But the U.S. Third Circuit Court of Appeals said the members had every right to do it, despite the lawsuit in Lee v. Sixth Mount Zion Baptist Church of Pittsburgh. Reverend Dr. William David Lee had sued the church for breach of an employment contract.

The reverend lost at trial and again on appeal. That's what happens sometimes when you appeal to higher authority.

Television Producer Lee Daniels Wins Copyright Case Over 'Empire'

Clayton Prince Tanksley, a struggling actor and producer, thought he had hit.
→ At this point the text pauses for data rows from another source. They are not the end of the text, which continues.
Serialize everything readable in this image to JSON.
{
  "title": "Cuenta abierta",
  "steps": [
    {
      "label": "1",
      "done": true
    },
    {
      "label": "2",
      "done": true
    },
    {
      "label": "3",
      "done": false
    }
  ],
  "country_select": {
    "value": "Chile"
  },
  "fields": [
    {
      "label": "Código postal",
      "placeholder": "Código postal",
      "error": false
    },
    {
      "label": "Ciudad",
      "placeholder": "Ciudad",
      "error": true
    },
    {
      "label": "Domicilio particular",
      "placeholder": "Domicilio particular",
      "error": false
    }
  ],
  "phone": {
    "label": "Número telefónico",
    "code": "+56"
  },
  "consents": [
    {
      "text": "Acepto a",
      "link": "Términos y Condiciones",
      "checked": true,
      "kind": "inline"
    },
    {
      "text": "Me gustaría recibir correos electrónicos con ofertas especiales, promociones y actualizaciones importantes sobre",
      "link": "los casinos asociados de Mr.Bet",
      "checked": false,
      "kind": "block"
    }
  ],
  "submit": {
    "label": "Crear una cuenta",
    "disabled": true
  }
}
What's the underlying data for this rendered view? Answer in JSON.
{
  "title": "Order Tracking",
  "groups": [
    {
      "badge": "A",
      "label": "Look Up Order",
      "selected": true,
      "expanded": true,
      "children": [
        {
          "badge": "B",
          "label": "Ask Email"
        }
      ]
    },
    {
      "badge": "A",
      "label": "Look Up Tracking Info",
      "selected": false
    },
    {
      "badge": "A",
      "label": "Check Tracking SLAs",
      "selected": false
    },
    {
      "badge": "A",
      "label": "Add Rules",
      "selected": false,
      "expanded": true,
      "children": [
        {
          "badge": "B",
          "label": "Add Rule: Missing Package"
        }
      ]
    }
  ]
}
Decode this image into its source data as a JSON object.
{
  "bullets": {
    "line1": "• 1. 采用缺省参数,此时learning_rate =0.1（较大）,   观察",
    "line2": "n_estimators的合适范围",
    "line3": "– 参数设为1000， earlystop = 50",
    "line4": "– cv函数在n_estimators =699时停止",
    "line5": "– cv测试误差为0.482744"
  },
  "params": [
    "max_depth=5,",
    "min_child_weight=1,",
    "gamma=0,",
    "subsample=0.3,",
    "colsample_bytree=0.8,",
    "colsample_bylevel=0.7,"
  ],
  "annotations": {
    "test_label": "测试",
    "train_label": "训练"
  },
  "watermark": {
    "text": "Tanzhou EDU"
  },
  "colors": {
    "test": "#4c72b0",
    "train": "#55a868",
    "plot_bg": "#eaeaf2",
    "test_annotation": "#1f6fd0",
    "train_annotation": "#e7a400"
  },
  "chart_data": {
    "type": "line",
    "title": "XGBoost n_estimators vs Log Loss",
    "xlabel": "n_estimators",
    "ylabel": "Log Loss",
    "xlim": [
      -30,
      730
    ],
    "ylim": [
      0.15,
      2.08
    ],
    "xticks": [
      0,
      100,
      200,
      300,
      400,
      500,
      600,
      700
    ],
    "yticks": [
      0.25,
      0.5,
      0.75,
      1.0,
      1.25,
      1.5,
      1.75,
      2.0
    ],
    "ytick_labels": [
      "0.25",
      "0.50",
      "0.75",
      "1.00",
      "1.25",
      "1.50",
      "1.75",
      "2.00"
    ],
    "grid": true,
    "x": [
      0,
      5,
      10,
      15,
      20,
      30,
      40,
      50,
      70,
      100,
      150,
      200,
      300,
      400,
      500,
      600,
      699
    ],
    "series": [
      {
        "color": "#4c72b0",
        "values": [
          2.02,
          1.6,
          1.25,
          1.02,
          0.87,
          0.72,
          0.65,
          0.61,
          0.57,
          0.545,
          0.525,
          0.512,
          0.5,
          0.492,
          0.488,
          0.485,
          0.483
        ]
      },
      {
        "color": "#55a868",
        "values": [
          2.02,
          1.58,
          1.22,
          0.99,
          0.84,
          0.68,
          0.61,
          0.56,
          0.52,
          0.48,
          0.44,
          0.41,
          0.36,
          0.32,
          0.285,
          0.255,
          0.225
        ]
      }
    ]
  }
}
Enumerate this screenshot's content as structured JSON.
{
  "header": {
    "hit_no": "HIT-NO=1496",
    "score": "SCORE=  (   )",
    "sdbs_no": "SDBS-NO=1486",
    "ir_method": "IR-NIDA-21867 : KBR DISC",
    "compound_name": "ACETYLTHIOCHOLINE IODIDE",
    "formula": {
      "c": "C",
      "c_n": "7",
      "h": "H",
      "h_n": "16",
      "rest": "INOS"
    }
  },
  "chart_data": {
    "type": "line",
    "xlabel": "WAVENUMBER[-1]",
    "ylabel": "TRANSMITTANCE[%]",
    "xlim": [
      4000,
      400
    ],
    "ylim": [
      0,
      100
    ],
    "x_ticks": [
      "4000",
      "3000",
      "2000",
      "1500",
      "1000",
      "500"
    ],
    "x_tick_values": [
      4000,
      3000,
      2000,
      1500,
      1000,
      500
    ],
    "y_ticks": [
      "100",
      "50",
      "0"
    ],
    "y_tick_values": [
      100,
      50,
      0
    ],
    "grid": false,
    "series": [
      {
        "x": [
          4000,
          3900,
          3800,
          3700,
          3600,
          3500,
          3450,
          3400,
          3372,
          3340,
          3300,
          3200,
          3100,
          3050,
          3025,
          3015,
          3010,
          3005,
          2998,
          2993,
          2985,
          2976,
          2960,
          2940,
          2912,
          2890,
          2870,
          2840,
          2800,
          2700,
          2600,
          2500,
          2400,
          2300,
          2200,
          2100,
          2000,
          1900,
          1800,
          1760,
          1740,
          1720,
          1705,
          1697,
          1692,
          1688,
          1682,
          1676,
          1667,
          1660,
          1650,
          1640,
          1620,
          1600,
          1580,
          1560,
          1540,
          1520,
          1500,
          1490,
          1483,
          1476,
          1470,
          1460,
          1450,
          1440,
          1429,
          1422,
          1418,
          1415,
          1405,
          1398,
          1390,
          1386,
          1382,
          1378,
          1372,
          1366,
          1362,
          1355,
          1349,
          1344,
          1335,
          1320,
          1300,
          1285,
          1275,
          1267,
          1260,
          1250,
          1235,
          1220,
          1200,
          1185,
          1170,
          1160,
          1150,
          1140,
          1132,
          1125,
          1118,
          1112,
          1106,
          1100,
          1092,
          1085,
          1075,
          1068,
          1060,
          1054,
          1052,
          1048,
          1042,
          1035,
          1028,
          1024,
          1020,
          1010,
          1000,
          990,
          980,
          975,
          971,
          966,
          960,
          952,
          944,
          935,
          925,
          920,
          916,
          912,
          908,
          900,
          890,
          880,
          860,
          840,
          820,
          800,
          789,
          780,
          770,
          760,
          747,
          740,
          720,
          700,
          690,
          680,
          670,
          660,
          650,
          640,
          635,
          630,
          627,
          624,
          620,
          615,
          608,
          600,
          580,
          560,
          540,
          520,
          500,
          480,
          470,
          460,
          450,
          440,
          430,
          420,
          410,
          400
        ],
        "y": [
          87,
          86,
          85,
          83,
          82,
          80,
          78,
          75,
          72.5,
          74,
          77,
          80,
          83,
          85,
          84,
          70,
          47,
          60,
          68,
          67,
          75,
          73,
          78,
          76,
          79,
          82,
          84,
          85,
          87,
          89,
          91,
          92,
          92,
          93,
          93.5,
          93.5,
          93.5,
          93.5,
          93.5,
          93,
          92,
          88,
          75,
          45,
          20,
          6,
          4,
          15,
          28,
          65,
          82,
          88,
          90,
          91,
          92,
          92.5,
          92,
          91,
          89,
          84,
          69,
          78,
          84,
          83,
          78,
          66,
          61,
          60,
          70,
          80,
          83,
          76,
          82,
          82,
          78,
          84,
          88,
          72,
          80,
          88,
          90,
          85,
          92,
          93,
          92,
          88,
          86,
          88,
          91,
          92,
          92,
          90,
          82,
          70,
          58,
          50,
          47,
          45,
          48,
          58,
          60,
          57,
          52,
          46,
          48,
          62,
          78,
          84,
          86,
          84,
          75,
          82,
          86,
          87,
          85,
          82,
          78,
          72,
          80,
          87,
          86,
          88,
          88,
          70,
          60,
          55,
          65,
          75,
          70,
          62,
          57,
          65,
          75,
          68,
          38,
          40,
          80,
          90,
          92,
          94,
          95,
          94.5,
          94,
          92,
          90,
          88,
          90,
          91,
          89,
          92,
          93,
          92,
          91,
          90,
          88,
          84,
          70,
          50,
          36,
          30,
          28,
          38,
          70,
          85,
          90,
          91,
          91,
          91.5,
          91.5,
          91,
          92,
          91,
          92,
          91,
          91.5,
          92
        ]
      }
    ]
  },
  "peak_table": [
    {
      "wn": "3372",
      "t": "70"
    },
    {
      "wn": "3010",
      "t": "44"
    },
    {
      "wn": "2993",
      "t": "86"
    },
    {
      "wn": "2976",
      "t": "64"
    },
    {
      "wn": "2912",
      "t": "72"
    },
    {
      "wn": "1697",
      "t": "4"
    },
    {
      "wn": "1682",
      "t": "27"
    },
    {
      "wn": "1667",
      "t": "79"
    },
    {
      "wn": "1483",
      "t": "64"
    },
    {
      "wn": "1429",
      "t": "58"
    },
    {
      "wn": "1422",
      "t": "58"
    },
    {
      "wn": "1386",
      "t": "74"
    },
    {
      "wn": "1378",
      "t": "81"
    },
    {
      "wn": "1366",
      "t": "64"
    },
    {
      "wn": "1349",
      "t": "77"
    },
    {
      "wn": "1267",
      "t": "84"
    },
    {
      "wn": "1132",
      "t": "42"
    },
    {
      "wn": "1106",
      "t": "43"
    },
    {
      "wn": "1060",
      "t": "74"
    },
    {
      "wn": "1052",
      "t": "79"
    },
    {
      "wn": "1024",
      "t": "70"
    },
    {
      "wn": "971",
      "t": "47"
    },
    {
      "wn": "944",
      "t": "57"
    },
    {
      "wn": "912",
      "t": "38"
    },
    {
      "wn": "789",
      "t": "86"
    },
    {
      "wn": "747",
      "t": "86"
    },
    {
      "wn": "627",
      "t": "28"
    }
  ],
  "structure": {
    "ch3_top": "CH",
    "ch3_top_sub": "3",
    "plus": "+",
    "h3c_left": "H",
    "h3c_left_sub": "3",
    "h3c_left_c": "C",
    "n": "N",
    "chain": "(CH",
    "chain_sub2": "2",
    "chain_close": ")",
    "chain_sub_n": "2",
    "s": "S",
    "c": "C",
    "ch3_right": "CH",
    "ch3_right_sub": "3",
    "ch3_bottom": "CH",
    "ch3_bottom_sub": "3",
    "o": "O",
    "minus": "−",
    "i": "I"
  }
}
He pitched a story idea in a contest, and then saw a similar show make it to the screen. "Empire," a Fox Television production, was a hit.

Unfortunately for the aspiring producer in Tanksley v. Daniels, it was not based on his idea. Not even close, said the U.S. Third Circuit Court of Appeals.

When a nonprofit demanded arbitration under FINRA against J.P. Morgan, and filed a declaratory action in federal court to compel it, J.P. Morgan sought to litigate the matter out in a different court.

According to the bank, despite the fact that FINRA Rule 12200 is clear that customers have a right to arbitrate FINRA claims, the forum selection clause in its contract trumps the federal regulation. Unfortunately for the bank, both the federal district, and now Third Circuit Court of Appeals, didn't see it that way, and have ordered the bank to arbitrate the claims.

Ex-Congressman Wins Reversal of Bribery Convictions, But...

It's news when a congressman's bribery convictions are overturned, but that's because sometimes the news and politics are backwards.

In United States of America v. Fattah, the U.S. Third Circuit Court of Appeals threw out four bribery convictions against Chaka Fattah. The real news, however, is that the appeals court affirmed 13 other corruption convictions -- each carrying a 10-year sentence.

If you do the math, it was not exactly a win for the decades-long congressman. In any case, his political career is definitely over.

Drivers Get No Love From Court for Toll Road Debts

Toll booth operators have pretty boring jobs, but they might get a jolt out of this federal court decision.

In St. Pierre v. Retrieval-Masters Creditors Bureau, the U.S. Third Circuit Court of Appeals said that unpaid tolls are not debts under federal debt collections law. If that sounds complicated, it comes down to this:

If drivers don't pay their tolls, debt collectors can chase them down with a vengeance.

Court: No Religious Reason Around Administrative Process

For the Adorers of the Blood of Christ, it will take more than a prayer to stop a natural gas pipeline.

Not even a lawsuit helped the sisters of the Roman Catholic organization who sued to stop the Atlantic Sunrise pipeline. In Adorers of Blood of Christ v. FERC, the U.S. Third Circuit Court of Appeals said they should have objected during administrative proceedings first.

The sisters sued on religious freedom grounds, but the appeals court washed its hands of the case. Their only chance now will be a petition to God or the U.S. Supreme Court.